_Exercise input_
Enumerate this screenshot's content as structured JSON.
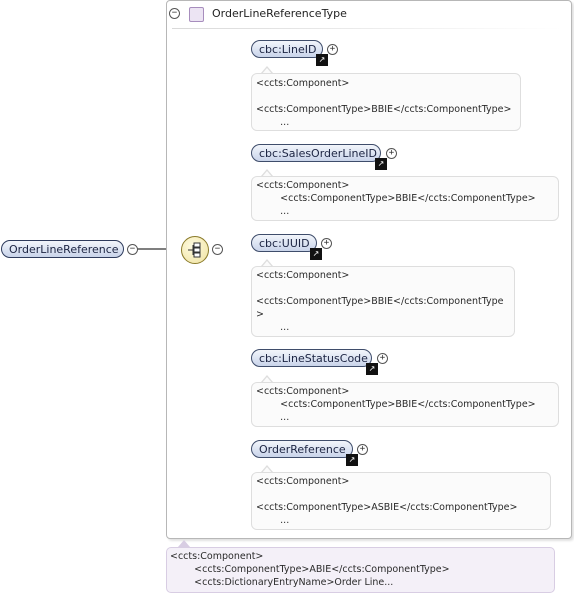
{
  "type_box": {
    "title": "OrderLineReferenceType"
  },
  "root": {
    "label": "OrderLineReference"
  },
  "elements": [
    {
      "label": "cbc:LineID",
      "note": [
        "<ccts:Component>",
        "",
        "<ccts:ComponentType>BBIE</ccts:ComponentType>",
        "        ..."
      ]
    },
    {
      "label": "cbc:SalesOrderLineID",
      "note": [
        "<ccts:Component>",
        "        <ccts:ComponentType>BBIE</ccts:ComponentType>",
        "        ..."
      ]
    },
    {
      "label": "cbc:UUID",
      "note": [
        "<ccts:Component>",
        "",
        "<ccts:ComponentType>BBIE</ccts:ComponentType",
        ">",
        "        ..."
      ]
    },
    {
      "label": "cbc:LineStatusCode",
      "note": [
        "<ccts:Component>",
        "        <ccts:ComponentType>BBIE</ccts:ComponentType>",
        "        ..."
      ]
    },
    {
      "label": "OrderReference",
      "note": [
        "<ccts:Component>",
        "",
        "<ccts:ComponentType>ASBIE</ccts:ComponentType>",
        "        ..."
      ]
    }
  ],
  "root_note": [
    "<ccts:Component>",
    "        <ccts:ComponentType>ABIE</ccts:ComponentType>",
    "        <ccts:DictionaryEntryName>Order Line..."
  ],
  "toggles": {
    "expand": "+",
    "collapse": "−"
  },
  "icons": {
    "link": "external-link-icon",
    "sequence": "sequence-compositor-icon",
    "type": "complex-type-icon"
  },
  "colors": {
    "pill_fill_top": "#f2f5fb",
    "pill_fill_bottom": "#c9d4ea",
    "pill_border": "#3f4d6b",
    "type_swatch": "#ece4f3",
    "root_note_bg": "#f4f0f8",
    "connector": "#333333"
  }
}
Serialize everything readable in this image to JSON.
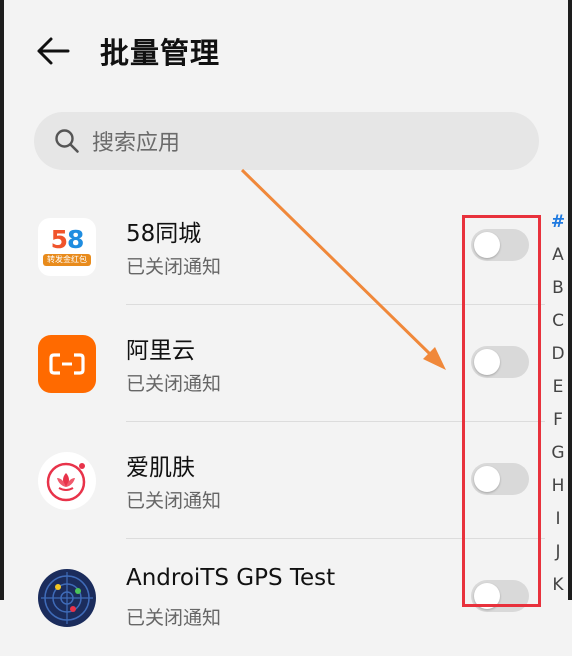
{
  "header": {
    "title": "批量管理",
    "back_icon": "arrow-left-icon"
  },
  "search": {
    "placeholder": "搜索应用",
    "icon": "search-icon"
  },
  "apps": [
    {
      "name": "58同城",
      "status": "已关闭通知",
      "icon": "58-tongcheng-logo",
      "icon_text": "58",
      "icon_tag": "转发金红包",
      "notifications_on": false
    },
    {
      "name": "阿里云",
      "status": "已关闭通知",
      "icon": "aliyun-logo",
      "notifications_on": false
    },
    {
      "name": "爱肌肤",
      "status": "已关闭通知",
      "icon": "aijifu-lotus-logo",
      "notifications_on": false
    },
    {
      "name": "AndroiTS GPS Test",
      "status": "已关闭通知",
      "icon": "gps-radar-logo",
      "notifications_on": false
    }
  ],
  "index_letters": [
    "#",
    "A",
    "B",
    "C",
    "D",
    "E",
    "F",
    "G",
    "H",
    "I",
    "J",
    "K"
  ],
  "active_letter": "#",
  "colors": {
    "accent": "#1f7ae0",
    "highlight_box": "#e8313c",
    "annotation_arrow": "#f0883a",
    "aliyun_orange": "#ff6a00",
    "toggle_off": "#d9d9d9"
  }
}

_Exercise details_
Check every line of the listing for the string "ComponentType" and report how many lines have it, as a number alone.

_Exercise output_
6